* [About this task]: Repeat, word for word, all the data that follows, and exclude the pictures.

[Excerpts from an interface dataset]
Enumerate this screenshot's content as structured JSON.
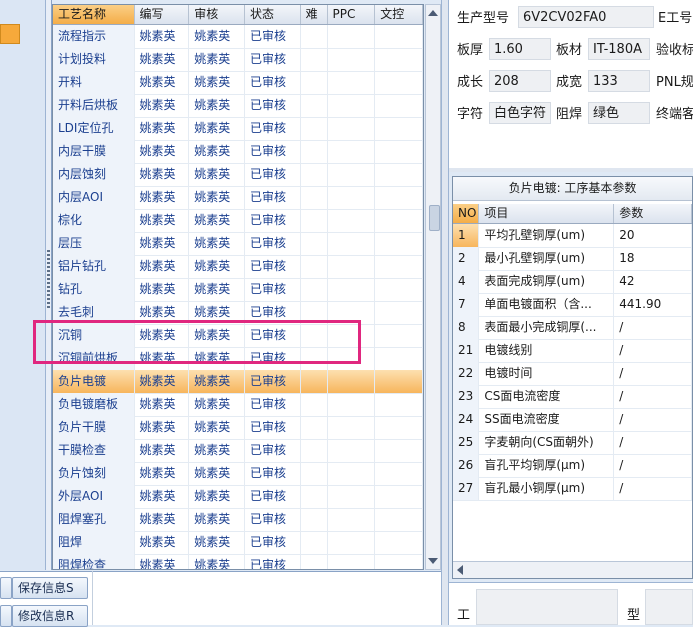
{
  "grid": {
    "columns": [
      "工艺名称",
      "编写",
      "审核",
      "状态",
      "难",
      "PPC",
      "文控"
    ],
    "rows": [
      {
        "name": "流程指示",
        "writer": "姚素英",
        "reviewer": "姚素英",
        "status": "已审核"
      },
      {
        "name": "计划投料",
        "writer": "姚素英",
        "reviewer": "姚素英",
        "status": "已审核"
      },
      {
        "name": "开料",
        "writer": "姚素英",
        "reviewer": "姚素英",
        "status": "已审核"
      },
      {
        "name": "开料后烘板",
        "writer": "姚素英",
        "reviewer": "姚素英",
        "status": "已审核"
      },
      {
        "name": "LDI定位孔",
        "writer": "姚素英",
        "reviewer": "姚素英",
        "status": "已审核"
      },
      {
        "name": "内层干膜",
        "writer": "姚素英",
        "reviewer": "姚素英",
        "status": "已审核"
      },
      {
        "name": "内层蚀刻",
        "writer": "姚素英",
        "reviewer": "姚素英",
        "status": "已审核"
      },
      {
        "name": "内层AOI",
        "writer": "姚素英",
        "reviewer": "姚素英",
        "status": "已审核"
      },
      {
        "name": "棕化",
        "writer": "姚素英",
        "reviewer": "姚素英",
        "status": "已审核"
      },
      {
        "name": "层压",
        "writer": "姚素英",
        "reviewer": "姚素英",
        "status": "已审核"
      },
      {
        "name": "铝片钻孔",
        "writer": "姚素英",
        "reviewer": "姚素英",
        "status": "已审核"
      },
      {
        "name": "钻孔",
        "writer": "姚素英",
        "reviewer": "姚素英",
        "status": "已审核"
      },
      {
        "name": "去毛刺",
        "writer": "姚素英",
        "reviewer": "姚素英",
        "status": "已审核"
      },
      {
        "name": "沉铜",
        "writer": "姚素英",
        "reviewer": "姚素英",
        "status": "已审核"
      },
      {
        "name": "沉铜前烘板",
        "writer": "姚素英",
        "reviewer": "姚素英",
        "status": "已审核"
      },
      {
        "name": "负片电镀",
        "writer": "姚素英",
        "reviewer": "姚素英",
        "status": "已审核"
      },
      {
        "name": "负电镀磨板",
        "writer": "姚素英",
        "reviewer": "姚素英",
        "status": "已审核"
      },
      {
        "name": "负片干膜",
        "writer": "姚素英",
        "reviewer": "姚素英",
        "status": "已审核"
      },
      {
        "name": "干膜检查",
        "writer": "姚素英",
        "reviewer": "姚素英",
        "status": "已审核"
      },
      {
        "name": "负片蚀刻",
        "writer": "姚素英",
        "reviewer": "姚素英",
        "status": "已审核"
      },
      {
        "name": "外层AOI",
        "writer": "姚素英",
        "reviewer": "姚素英",
        "status": "已审核"
      },
      {
        "name": "阻焊塞孔",
        "writer": "姚素英",
        "reviewer": "姚素英",
        "status": "已审核"
      },
      {
        "name": "阻焊",
        "writer": "姚素英",
        "reviewer": "姚素英",
        "status": "已审核"
      },
      {
        "name": "阻焊检查",
        "writer": "姚素英",
        "reviewer": "姚素英",
        "status": "已审核"
      }
    ],
    "selected_row": "负片电镀"
  },
  "buttons": {
    "save": "保存信息S",
    "modify": "修改信息R"
  },
  "info": {
    "model_label": "生产型号",
    "model_value": "6V2CV02FA0",
    "e_label": "E工号",
    "thickness_label": "板厚",
    "thickness_value": "1.60",
    "material_label": "板材",
    "material_value": "IT-180A",
    "verify_label": "验收标",
    "length_label": "成长",
    "length_value": "208",
    "width_label": "成宽",
    "width_value": "133",
    "pnl_label": "PNL规",
    "char_label": "字符",
    "char_value": "白色字符",
    "mask_label": "阻焊",
    "mask_value": "绿色",
    "terminal_label": "终端客"
  },
  "param": {
    "title": "负片电镀: 工序基本参数",
    "columns": [
      "NO",
      "项目",
      "参数"
    ],
    "rows": [
      {
        "no": "1",
        "item": "平均孔壁铜厚(um)",
        "value": "20"
      },
      {
        "no": "2",
        "item": "最小孔壁铜厚(um)",
        "value": "18"
      },
      {
        "no": "4",
        "item": "表面完成铜厚(um)",
        "value": "42"
      },
      {
        "no": "7",
        "item": "单面电镀面积（含...",
        "value": "441.90"
      },
      {
        "no": "8",
        "item": "表面最小完成铜厚(...",
        "value": "/"
      },
      {
        "no": "21",
        "item": "电镀线别",
        "value": "/"
      },
      {
        "no": "22",
        "item": "电镀时间",
        "value": "/"
      },
      {
        "no": "23",
        "item": "CS面电流密度",
        "value": "/"
      },
      {
        "no": "24",
        "item": "SS面电流密度",
        "value": "/"
      },
      {
        "no": "25",
        "item": "字麦朝向(CS面朝外)",
        "value": "/"
      },
      {
        "no": "26",
        "item": "盲孔平均铜厚(μm)",
        "value": "/"
      },
      {
        "no": "27",
        "item": "盲孔最小铜厚(μm)",
        "value": "/"
      }
    ]
  },
  "bottom_right": {
    "label1": "工",
    "label2": "型"
  }
}
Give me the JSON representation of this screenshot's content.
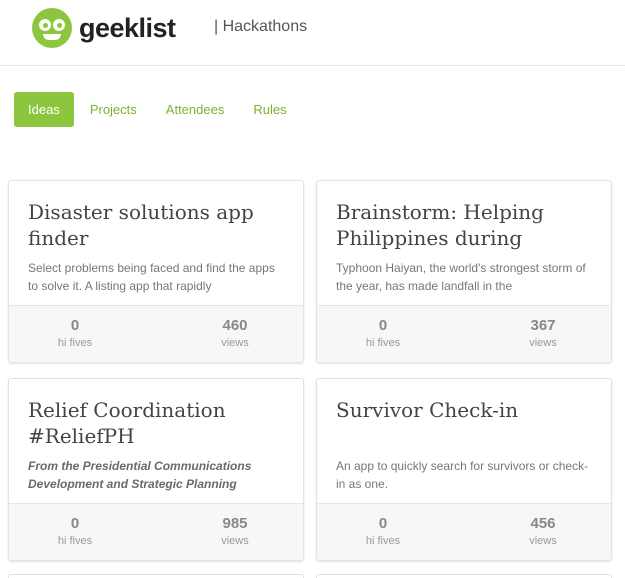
{
  "header": {
    "logo_text": "geeklist",
    "section": "|  Hackathons"
  },
  "tabs": [
    {
      "label": "Ideas",
      "active": true
    },
    {
      "label": "Projects",
      "active": false
    },
    {
      "label": "Attendees",
      "active": false
    },
    {
      "label": "Rules",
      "active": false
    }
  ],
  "cards": [
    {
      "title": "Disaster solutions app finder",
      "description": "Select problems being faced and find the apps to solve it. A listing app that rapidly",
      "hi_fives": "0",
      "hi_fives_label": "hi fives",
      "views": "460",
      "views_label": "views"
    },
    {
      "title": "Brainstorm: Helping Philippines during",
      "description": "Typhoon Haiyan, the world's strongest storm of the year, has made landfall in the",
      "hi_fives": "0",
      "hi_fives_label": "hi fives",
      "views": "367",
      "views_label": "views"
    },
    {
      "title": "Relief Coordination #ReliefPH",
      "description": "From the Presidential Communications Development and Strategic Planning",
      "hi_fives": "0",
      "hi_fives_label": "hi fives",
      "views": "985",
      "views_label": "views"
    },
    {
      "title": "Survivor Check-in",
      "description": "An app to quickly search for survivors or check-in as one.",
      "hi_fives": "0",
      "hi_fives_label": "hi fives",
      "views": "456",
      "views_label": "views"
    }
  ],
  "colors": {
    "brand_green": "#8cc63f",
    "tab_link_green": "#7ab330"
  }
}
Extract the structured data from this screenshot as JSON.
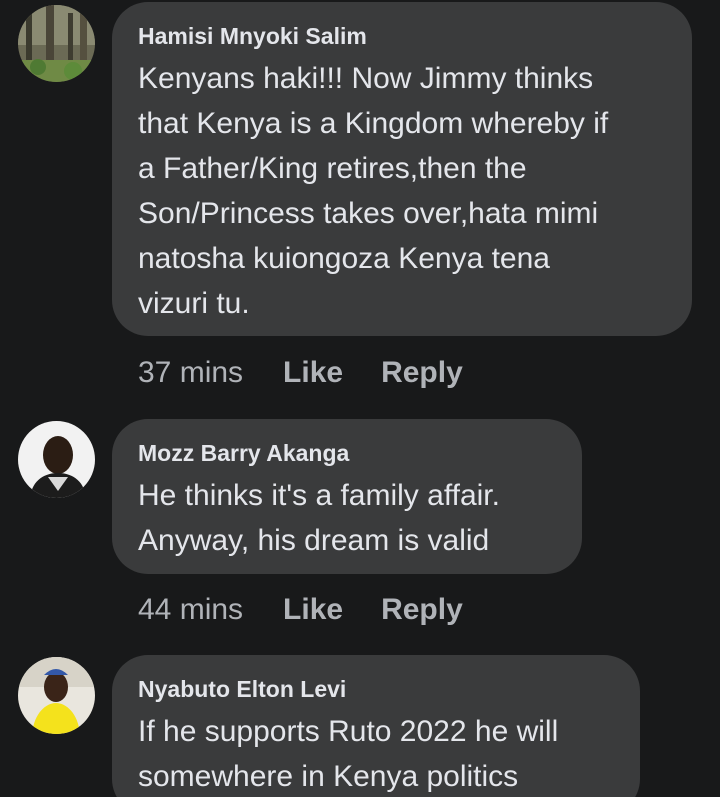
{
  "comments": [
    {
      "author": "Hamisi Mnyoki Salim",
      "lines": [
        "Kenyans haki!!! Now Jimmy thinks",
        "that Kenya is a Kingdom whereby if",
        "a Father/King retires,then the",
        "Son/Princess takes over,hata mimi",
        "natosha kuiongoza Kenya tena",
        "vizuri tu."
      ],
      "time": "37 mins",
      "like": "Like",
      "reply": "Reply"
    },
    {
      "author": "Mozz Barry Akanga",
      "lines": [
        "He thinks it's a family affair.",
        "Anyway, his dream is valid"
      ],
      "time": "44 mins",
      "like": "Like",
      "reply": "Reply"
    },
    {
      "author": "Nyabuto Elton Levi",
      "lines": [
        "If he supports Ruto 2022 he will",
        "somewhere in Kenya politics"
      ]
    }
  ]
}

* [Response area]:
Enumerate this screenshot's content as structured JSON.
{
  "grid": {
    "columns": [
      "工艺名称",
      "编写",
      "审核",
      "状态",
      "难",
      "PPC",
      "文控"
    ],
    "rows": [
      {
        "name": "流程指示",
        "writer": "姚素英",
        "reviewer": "姚素英",
        "status": "已审核"
      },
      {
        "name": "计划投料",
        "writer": "姚素英",
        "reviewer": "姚素英",
        "status": "已审核"
      },
      {
        "name": "开料",
        "writer": "姚素英",
        "reviewer": "姚素英",
        "status": "已审核"
      },
      {
        "name": "开料后烘板",
        "writer": "姚素英",
        "reviewer": "姚素英",
        "status": "已审核"
      },
      {
        "name": "LDI定位孔",
        "writer": "姚素英",
        "reviewer": "姚素英",
        "status": "已审核"
      },
      {
        "name": "内层干膜",
        "writer": "姚素英",
        "reviewer": "姚素英",
        "status": "已审核"
      },
      {
        "name": "内层蚀刻",
        "writer": "姚素英",
        "reviewer": "姚素英",
        "status": "已审核"
      },
      {
        "name": "内层AOI",
        "writer": "姚素英",
        "reviewer": "姚素英",
        "status": "已审核"
      },
      {
        "name": "棕化",
        "writer": "姚素英",
        "reviewer": "姚素英",
        "status": "已审核"
      },
      {
        "name": "层压",
        "writer": "姚素英",
        "reviewer": "姚素英",
        "status": "已审核"
      },
      {
        "name": "铝片钻孔",
        "writer": "姚素英",
        "reviewer": "姚素英",
        "status": "已审核"
      },
      {
        "name": "钻孔",
        "writer": "姚素英",
        "reviewer": "姚素英",
        "status": "已审核"
      },
      {
        "name": "去毛刺",
        "writer": "姚素英",
        "reviewer": "姚素英",
        "status": "已审核"
      },
      {
        "name": "沉铜",
        "writer": "姚素英",
        "reviewer": "姚素英",
        "status": "已审核"
      },
      {
        "name": "沉铜前烘板",
        "writer": "姚素英",
        "reviewer": "姚素英",
        "status": "已审核"
      },
      {
        "name": "负片电镀",
        "writer": "姚素英",
        "reviewer": "姚素英",
        "status": "已审核"
      },
      {
        "name": "负电镀磨板",
        "writer": "姚素英",
        "reviewer": "姚素英",
        "status": "已审核"
      },
      {
        "name": "负片干膜",
        "writer": "姚素英",
        "reviewer": "姚素英",
        "status": "已审核"
      },
      {
        "name": "干膜检查",
        "writer": "姚素英",
        "reviewer": "姚素英",
        "status": "已审核"
      },
      {
        "name": "负片蚀刻",
        "writer": "姚素英",
        "reviewer": "姚素英",
        "status": "已审核"
      },
      {
        "name": "外层AOI",
        "writer": "姚素英",
        "reviewer": "姚素英",
        "status": "已审核"
      },
      {
        "name": "阻焊塞孔",
        "writer": "姚素英",
        "reviewer": "姚素英",
        "status": "已审核"
      },
      {
        "name": "阻焊",
        "writer": "姚素英",
        "reviewer": "姚素英",
        "status": "已审核"
      },
      {
        "name": "阻焊检查",
        "writer": "姚素英",
        "reviewer": "姚素英",
        "status": "已审核"
      }
    ],
    "selected_row": "负片电镀"
  },
  "buttons": {
    "save": "保存信息S",
    "modify": "修改信息R"
  },
  "info": {
    "model_label": "生产型号",
    "model_value": "6V2CV02FA0",
    "e_label": "E工号",
    "thickness_label": "板厚",
    "thickness_value": "1.60",
    "material_label": "板材",
    "material_value": "IT-180A",
    "verify_label": "验收标",
    "length_label": "成长",
    "length_value": "208",
    "width_label": "成宽",
    "width_value": "133",
    "pnl_label": "PNL规",
    "char_label": "字符",
    "char_value": "白色字符",
    "mask_label": "阻焊",
    "mask_value": "绿色",
    "terminal_label": "终端客"
  },
  "param": {
    "title": "负片电镀: 工序基本参数",
    "columns": [
      "NO",
      "项目",
      "参数"
    ],
    "rows": [
      {
        "no": "1",
        "item": "平均孔壁铜厚(um)",
        "value": "20"
      },
      {
        "no": "2",
        "item": "最小孔壁铜厚(um)",
        "value": "18"
      },
      {
        "no": "4",
        "item": "表面完成铜厚(um)",
        "value": "42"
      },
      {
        "no": "7",
        "item": "单面电镀面积（含...",
        "value": "441.90"
      },
      {
        "no": "8",
        "item": "表面最小完成铜厚(...",
        "value": "/"
      },
      {
        "no": "21",
        "item": "电镀线别",
        "value": "/"
      },
      {
        "no": "22",
        "item": "电镀时间",
        "value": "/"
      },
      {
        "no": "23",
        "item": "CS面电流密度",
        "value": "/"
      },
      {
        "no": "24",
        "item": "SS面电流密度",
        "value": "/"
      },
      {
        "no": "25",
        "item": "字麦朝向(CS面朝外)",
        "value": "/"
      },
      {
        "no": "26",
        "item": "盲孔平均铜厚(μm)",
        "value": "/"
      },
      {
        "no": "27",
        "item": "盲孔最小铜厚(μm)",
        "value": "/"
      }
    ]
  },
  "bottom_right": {
    "label1": "工",
    "label2": "型"
  }
}
Give me the JSON representation of this screenshot's content.
{
  "header": {
    "logo_text": "geeklist",
    "section": "|  Hackathons"
  },
  "tabs": [
    {
      "label": "Ideas",
      "active": true
    },
    {
      "label": "Projects",
      "active": false
    },
    {
      "label": "Attendees",
      "active": false
    },
    {
      "label": "Rules",
      "active": false
    }
  ],
  "cards": [
    {
      "title": "Disaster solutions app finder",
      "description": "Select problems being faced and find the apps to solve it. A listing app that rapidly",
      "hi_fives": "0",
      "hi_fives_label": "hi fives",
      "views": "460",
      "views_label": "views"
    },
    {
      "title": "Brainstorm: Helping Philippines during",
      "description": "Typhoon Haiyan, the world's strongest storm of the year, has made landfall in the",
      "hi_fives": "0",
      "hi_fives_label": "hi fives",
      "views": "367",
      "views_label": "views"
    },
    {
      "title": "Relief Coordination #ReliefPH",
      "description": "From the Presidential Communications Development and Strategic Planning",
      "hi_fives": "0",
      "hi_fives_label": "hi fives",
      "views": "985",
      "views_label": "views"
    },
    {
      "title": "Survivor Check-in",
      "description": "An app to quickly search for survivors or check-in as one.",
      "hi_fives": "0",
      "hi_fives_label": "hi fives",
      "views": "456",
      "views_label": "views"
    }
  ],
  "colors": {
    "brand_green": "#8cc63f",
    "tab_link_green": "#7ab330"
  }
}
Extract the structured data from this screenshot as JSON.
{
  "comments": [
    {
      "author": "Hamisi Mnyoki Salim",
      "lines": [
        "Kenyans haki!!! Now Jimmy thinks",
        "that Kenya is a Kingdom whereby if",
        "a Father/King retires,then the",
        "Son/Princess takes over,hata mimi",
        "natosha kuiongoza Kenya tena",
        "vizuri tu."
      ],
      "time": "37 mins",
      "like": "Like",
      "reply": "Reply"
    },
    {
      "author": "Mozz Barry Akanga",
      "lines": [
        "He thinks it's a family affair.",
        "Anyway, his dream is valid"
      ],
      "time": "44 mins",
      "like": "Like",
      "reply": "Reply"
    },
    {
      "author": "Nyabuto Elton Levi",
      "lines": [
        "If he supports Ruto 2022 he will",
        "somewhere in Kenya politics"
      ]
    }
  ]
}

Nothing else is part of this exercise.